Each BSRA school is expected to operate within their individual school guidelines. In addition, the BSRA requests cooperation with the following:
- At all times, the BSRA has discretion in relation to filming and photography. Any person acting inappropriately in the opinion of the BSRA may be directed to cease taking photographs/film, may have his/her recording device confiscated while onsite at the event or may be asked to leave the event venue
- Filming or photography of rowers/students for private domestic purposes is only permitted where:
- Unrelated people (those people peripheral to the main reason you are filming or photographing) in the pictures are unrecognisable and their image is not shared.
- Photos or films that are shared on social media have the consent of those featured in the film or photograph. (Where a rower/student is under 18, their parent or guardian provides express consent)
The BSRA has provided its express consent to the proposed filming/photography produced where;
- You acknowledge that, any footage taken is for private domestic purposes only
- You and your school, and other guests are strictly prohibited from taking any photographs, still images, sound recordings, visual footage, audio-visual footage and any other reproductions in connection with the event that contravene the guidelines of your collective schools or are for commercial purposes
- Filming and photography are strictly prohibited in private areas including toilets/change rooms
- DRONES – Rowing Queensland (RQ) does not permit drones at their venue during racing. Any use of drones outside of racing is with the express permission of RQ, the Boat Race Officials and the BSRA. Racing will be stopped should a drone be present.
Civil Aviation and Safety Authority rules for flying in public spaces are here
COVID – 19 & Hygiene (2020-2021)
With the arrival of COVID-19, the BSRA is conscious of each school applying new hygiene measures should rowing be able to resume.
The return to rowing will require the adoption of practices to mitigate transmission of the virus. Each BSRA school will have policies and procedures to implement practices and each rowing facility will need to consider how to adapt the practices in the most effective way in relation to our sport.
The Queensland Government – A step-down approach to COVID-19
The Australian Sports Commission has delivered this information –
The Australian Institute of Sport Framework for Rebooting Sport in a COVID-19 Environment
Rowing Queensland are currently (12 May 2020) updating their guidelines for a return to rowing and seeking approval from Queensland Health. These guidelines will be available here directly and should provide useful detail in your planning.
This list of considerations is relevant to training and can be updated and expanded to detail a competition environment should the decision be made by the Board to resume the season:
- List the various demographics that enter your rowing facility and keep an accurate attendance roll
- List everything they are likely to touch
- Then list ways to mitigate the transference of the virus in each of these cases
- Think of implementing a requirement for the flu shot for all your athletes
- Have your rowers sign up to the Covid-19 tracing app
- Design separate entry and exit points for the facility including showers, bathrooms, kitchen etc

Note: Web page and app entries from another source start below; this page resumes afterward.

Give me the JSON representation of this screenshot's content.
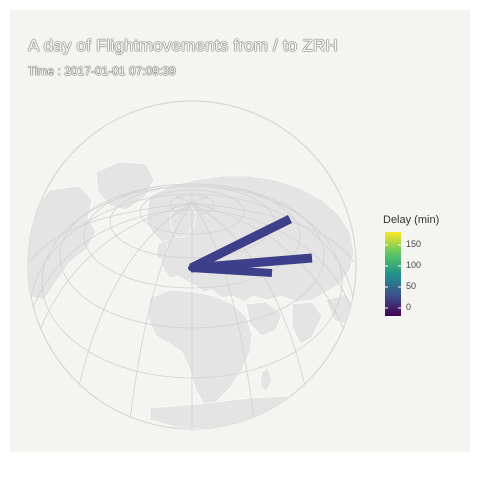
{
  "title": "A day of Flightmovements from / to ZRH",
  "subtitle": "Time : 2017-01-01 07:09:39",
  "legend": {
    "title": "Delay (min)",
    "ticks": [
      "150",
      "100",
      "50",
      "0"
    ],
    "tick_values": [
      150,
      100,
      50,
      0
    ],
    "range": [
      -20,
      175
    ]
  },
  "colors": {
    "panel": "#f4f4f0",
    "land": "#e4e4e4",
    "graticule": "#d2d2d2",
    "flight": "#3e3f8a"
  },
  "map": {
    "projection": "orthographic",
    "center_label": "ZRH",
    "flights": [
      {
        "delay": 2
      },
      {
        "delay": 3
      },
      {
        "delay": 1
      }
    ]
  }
}
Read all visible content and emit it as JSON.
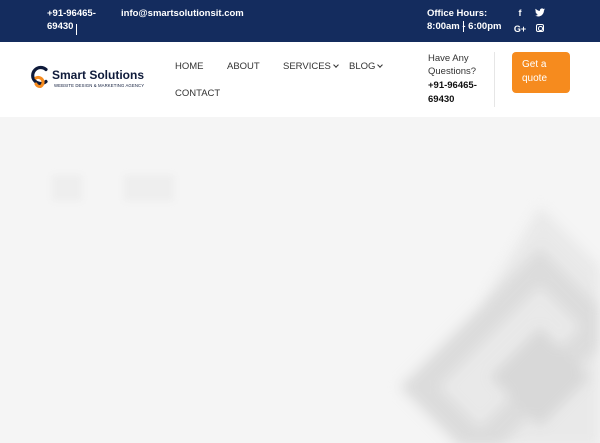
{
  "topbar": {
    "phone": "+91-96465-69430",
    "email": "info@smartsolutionsit.com",
    "office_hours": "Office Hours: 8:00am - 6:00pm"
  },
  "social": {
    "facebook_icon": "f",
    "twitter_icon": "🐦",
    "googleplus_icon": "G+"
  },
  "brand": {
    "name": "Smart Solutions",
    "tagline": "WEBSITE DESIGN & MARKETING AGENCY",
    "colors": {
      "navy": "#142c5e",
      "orange": "#f68b1e"
    }
  },
  "nav": {
    "home": "HOME",
    "about": "ABOUT",
    "services": "SERVICES",
    "blog": "BLOG",
    "contact": "CONTACT"
  },
  "contact_box": {
    "question": "Have Any Questions?",
    "phone": "+91-96465-69430"
  },
  "cta": {
    "label": "Get a quote"
  }
}
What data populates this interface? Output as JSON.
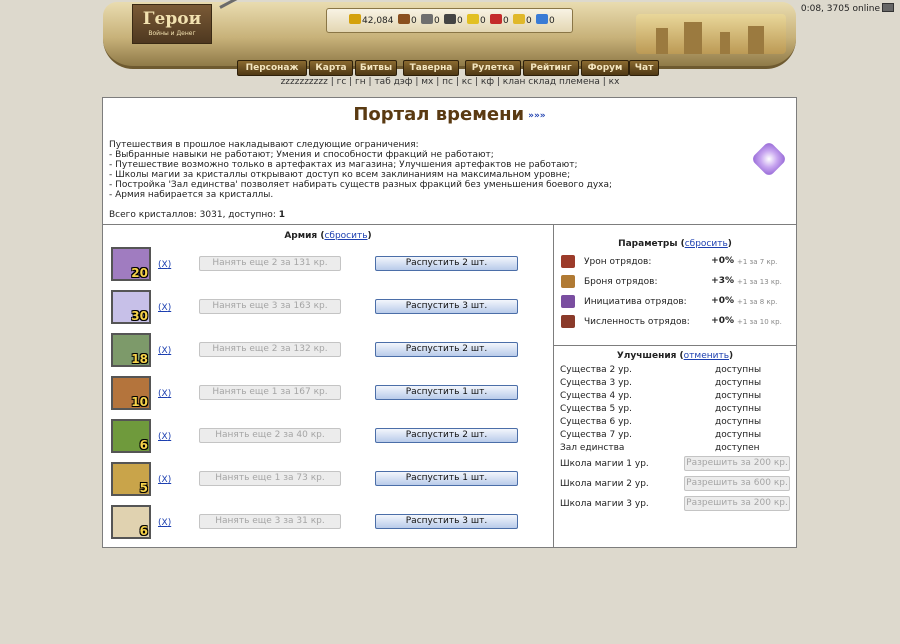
{
  "header": {
    "logo_title": "Герои",
    "logo_subtitle": "Войны и Денег",
    "online_text": "0:08, 3705 online",
    "resources": [
      {
        "icon": "gold-icon",
        "value": "42,084",
        "color": "#d4a10c"
      },
      {
        "icon": "wood-icon",
        "value": "0",
        "color": "#8a4f1e"
      },
      {
        "icon": "ore-icon",
        "value": "0",
        "color": "#6f6f6f"
      },
      {
        "icon": "mercury-icon",
        "value": "0",
        "color": "#444444"
      },
      {
        "icon": "sulfur-icon",
        "value": "0",
        "color": "#e2c022"
      },
      {
        "icon": "crystal-icon",
        "value": "0",
        "color": "#c42a2a"
      },
      {
        "icon": "gem-icon",
        "value": "0",
        "color": "#e0b82a"
      },
      {
        "icon": "diamond-icon",
        "value": "0",
        "color": "#3a7bd5"
      }
    ],
    "nav": [
      "Персонаж",
      "Карта",
      "Битвы",
      "Таверна",
      "Рулетка",
      "Рейтинг",
      "Форум",
      "Чат"
    ],
    "links": [
      "zzzzzzzzzz",
      "гс",
      "гн",
      "таб дэф",
      "мх",
      "пс",
      "кс",
      "кф",
      "клан склад племена",
      "кх"
    ]
  },
  "portal": {
    "title": "Портал времени",
    "title_link": "»»»",
    "intro": "Путешествия в прошлое накладывают следующие ограничения:",
    "rules": [
      "- Выбранные навыки не работают; Умения и способности фракций не работают;",
      "- Путешествие возможно только в артефактах из магазина; Улучшения артефактов не работают;",
      "- Школы магии за кристаллы открывают доступ ко всем заклинаниям на максимальном уровне;",
      "- Постройка 'Зал единства' позволяет набирать существ разных фракций без уменьшения боевого духа;",
      "- Армия набирается за кристаллы."
    ],
    "total_label": "Всего кристаллов: 3031, доступно: ",
    "available": "1"
  },
  "army": {
    "title": "Армия",
    "reset_label": "сбросить",
    "x_label": "X",
    "units": [
      {
        "count": "20",
        "hire": "Нанять еще 2 за 131 кр.",
        "dismiss": "Распустить 2 шт.",
        "color": "#a07cc0"
      },
      {
        "count": "30",
        "hire": "Нанять еще 3 за 163 кр.",
        "dismiss": "Распустить 3 шт.",
        "color": "#c7c0e8"
      },
      {
        "count": "18",
        "hire": "Нанять еще 2 за 132 кр.",
        "dismiss": "Распустить 2 шт.",
        "color": "#7d9a6a"
      },
      {
        "count": "10",
        "hire": "Нанять еще 1 за 167 кр.",
        "dismiss": "Распустить 1 шт.",
        "color": "#b4743c"
      },
      {
        "count": "6",
        "hire": "Нанять еще 2 за 40 кр.",
        "dismiss": "Распустить 2 шт.",
        "color": "#6f9a3c"
      },
      {
        "count": "5",
        "hire": "Нанять еще 1 за 73 кр.",
        "dismiss": "Распустить 1 шт.",
        "color": "#c9a44a"
      },
      {
        "count": "6",
        "hire": "Нанять еще 3 за 31 кр.",
        "dismiss": "Распустить 3 шт.",
        "color": "#e0d2b0"
      }
    ]
  },
  "params": {
    "title": "Параметры",
    "reset_label": "сбросить",
    "rows": [
      {
        "icon": "sword-icon",
        "label": "Урон отрядов:",
        "value": "+0%",
        "cost": "+1 за 7 кр.",
        "color": "#9c3b2a"
      },
      {
        "icon": "armor-icon",
        "label": "Броня отрядов:",
        "value": "+3%",
        "cost": "+1 за 13 кр.",
        "color": "#b07a34"
      },
      {
        "icon": "initiative-icon",
        "label": "Инициатива отрядов:",
        "value": "+0%",
        "cost": "+1 за 8 кр.",
        "color": "#7a4ea0"
      },
      {
        "icon": "army-size-icon",
        "label": "Численность отрядов:",
        "value": "+0%",
        "cost": "+1 за 10 кр.",
        "color": "#8a3a2a"
      }
    ]
  },
  "upgrades": {
    "title": "Улучшения",
    "cancel_label": "отменить",
    "rows": [
      {
        "label": "Существа 2 ур.",
        "status": "доступны"
      },
      {
        "label": "Существа 3 ур.",
        "status": "доступны"
      },
      {
        "label": "Существа 4 ур.",
        "status": "доступны"
      },
      {
        "label": "Существа 5 ур.",
        "status": "доступны"
      },
      {
        "label": "Существа 6 ур.",
        "status": "доступны"
      },
      {
        "label": "Существа 7 ур.",
        "status": "доступны"
      },
      {
        "label": "Зал единства",
        "status": "доступен"
      }
    ],
    "magic": [
      {
        "label": "Школа магии 1 ур.",
        "button": "Разрешить за 200 кр."
      },
      {
        "label": "Школа магии 2 ур.",
        "button": "Разрешить за 600 кр."
      },
      {
        "label": "Школа магии 3 ур.",
        "button": "Разрешить за 200 кр."
      }
    ]
  }
}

- Limit the number of people that assemble in groups
- Keep the coaches at a distance to the rowers before the row and post. Debriefing conducted 2 metres apart

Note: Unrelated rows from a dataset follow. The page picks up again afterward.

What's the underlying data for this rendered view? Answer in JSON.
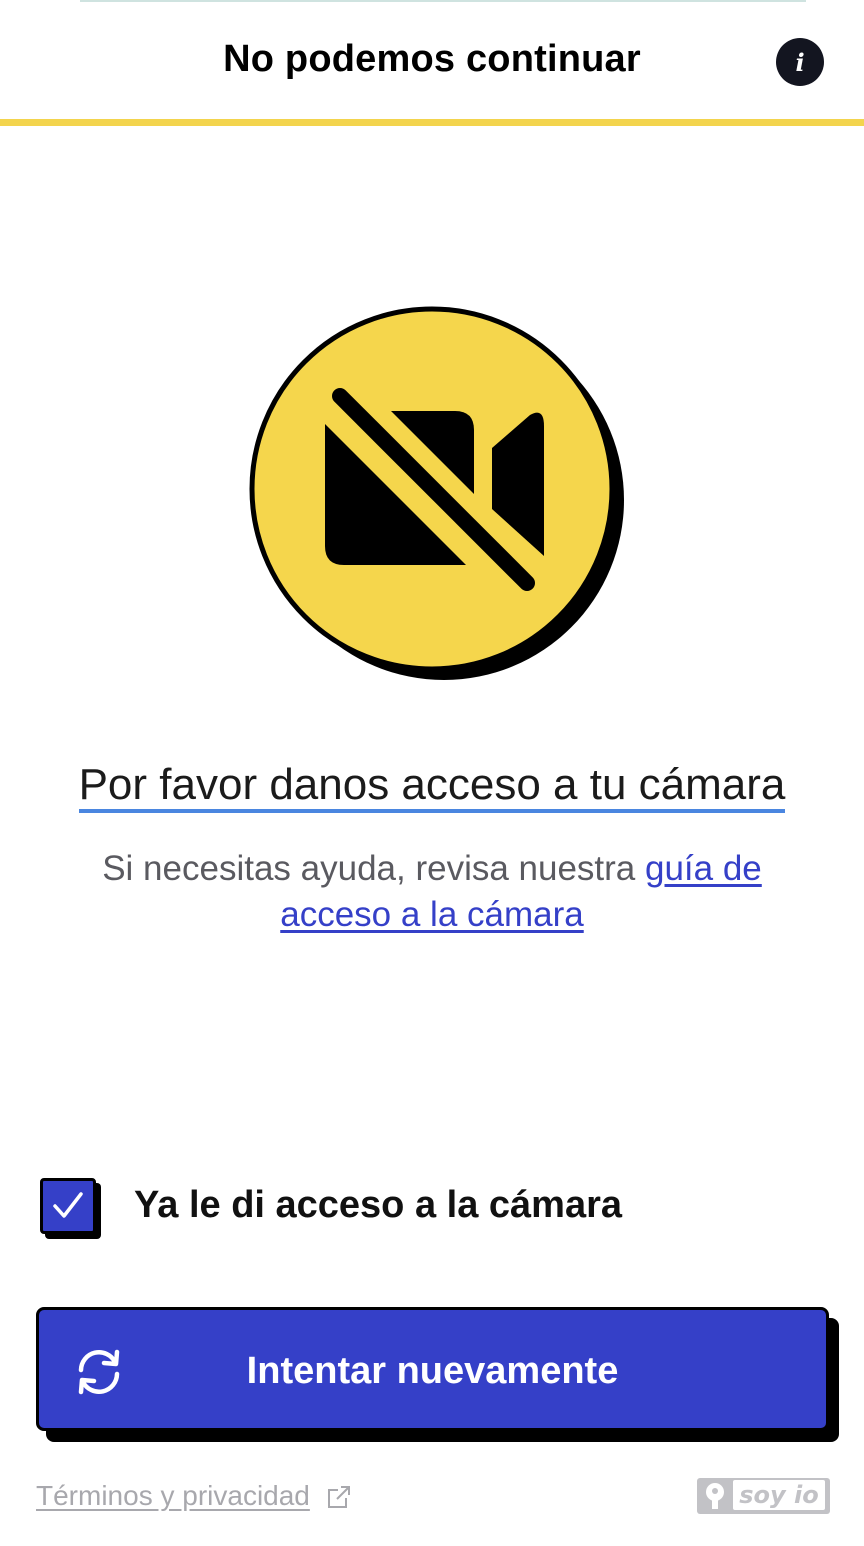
{
  "header": {
    "title": "No podemos continuar",
    "info_icon": "info-icon",
    "accent_color": "#f3d44d"
  },
  "illustration": {
    "icon": "camera-off-icon",
    "circle_color": "#f5d64c"
  },
  "main": {
    "title": "Por favor danos acceso a tu cámara",
    "help_prefix": "Si necesitas ayuda, revisa nuestra ",
    "help_link": "guía de acceso a la cámara"
  },
  "consent": {
    "label": "Ya le di acceso a la cámara",
    "checked": true
  },
  "actions": {
    "retry_label": "Intentar nuevamente",
    "retry_icon": "refresh-icon",
    "button_color": "#3540c8"
  },
  "footer": {
    "terms_label": "Términos y privacidad",
    "terms_icon": "external-link-icon",
    "brand": "soy io"
  }
}
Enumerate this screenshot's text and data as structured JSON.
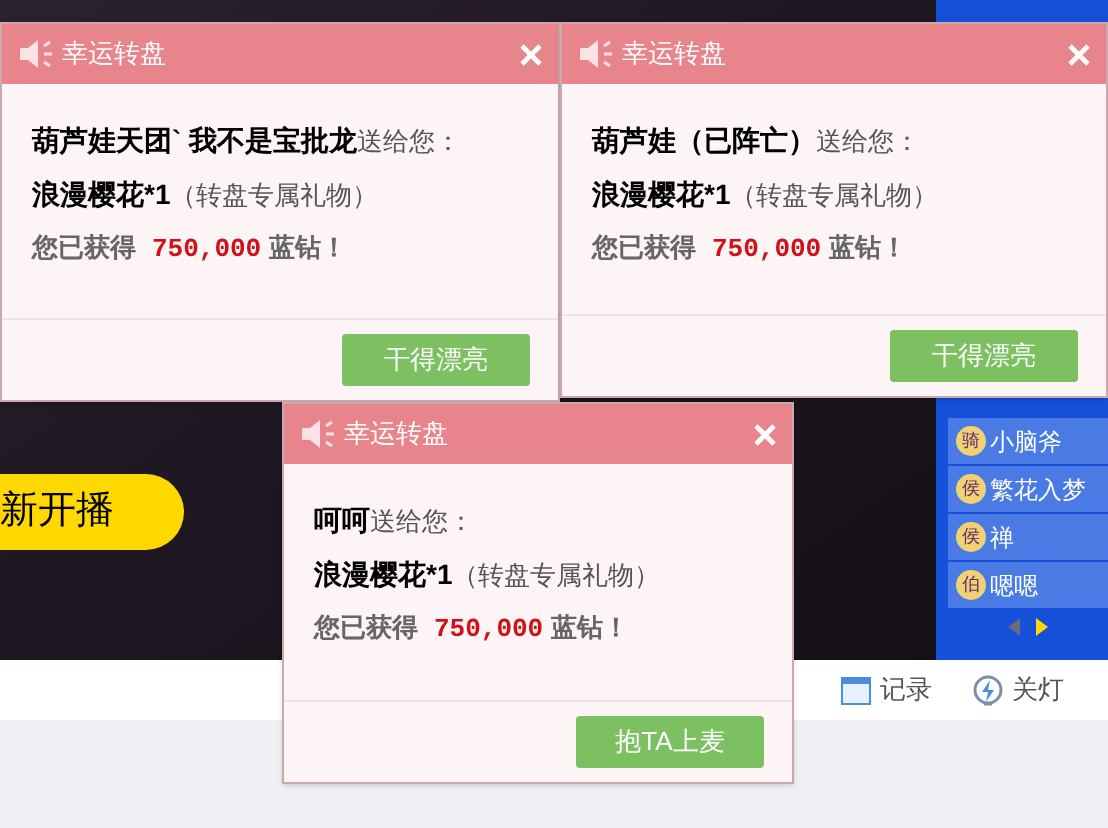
{
  "stage": {
    "start_button": "新开播"
  },
  "sidebar": {
    "items": [
      {
        "badge": "骑",
        "name": "小脑斧"
      },
      {
        "badge": "侯",
        "name": "繁花入梦"
      },
      {
        "badge": "侯",
        "name": "禅"
      },
      {
        "badge": "伯",
        "name": "嗯嗯"
      }
    ]
  },
  "toolbar": [
    {
      "kind": "calendar",
      "label": "记录"
    },
    {
      "kind": "bulb",
      "label": "关灯"
    }
  ],
  "popups": [
    {
      "title": "幸运转盘",
      "sender": "葫芦娃天团` 我不是宝批龙",
      "verb": "送给您：",
      "gift": "浪漫樱花*1",
      "note": "（转盘专属礼物）",
      "earned_label": "您已获得",
      "amount": "750,000",
      "unit": "蓝钻！",
      "button": "干得漂亮"
    },
    {
      "title": "幸运转盘",
      "sender": "葫芦娃（已阵亡）",
      "verb": "送给您：",
      "gift": "浪漫樱花*1",
      "note": "（转盘专属礼物）",
      "earned_label": "您已获得",
      "amount": "750,000",
      "unit": "蓝钻！",
      "button": "干得漂亮"
    },
    {
      "title": "幸运转盘",
      "sender": "呵呵",
      "verb": "送给您：",
      "gift": "浪漫樱花*1",
      "note": "（转盘专属礼物）",
      "earned_label": "您已获得",
      "amount": "750,000",
      "unit": "蓝钻！",
      "button": "抱TA上麦"
    }
  ]
}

- Get the girls to take the tinnies to the water and bring them back. That is, do not have overlap in the demographics that have certain roles
- Make sure the girls bring their own socks, wash their Zooties after EVERY row, dip their handles in disinfectant as well as scrupulously wash inside and outside the boat after each session
- No communal breakfast – take away only
- Cleaners arranged after each session to wipe everything down that you have identified as important
- Parent helpers must be briefed. Spontaneous helpers arriving must be discouraged as they will not have been briefed
- Parents must understand that if they have no specific role to play at the rowing shed they are (under these circumstances) not welcomed on the premise
- Each person’s presence at the rowing facility must be accounted for and dealt with in view to cancelling any potential contamination for subsequent sessions.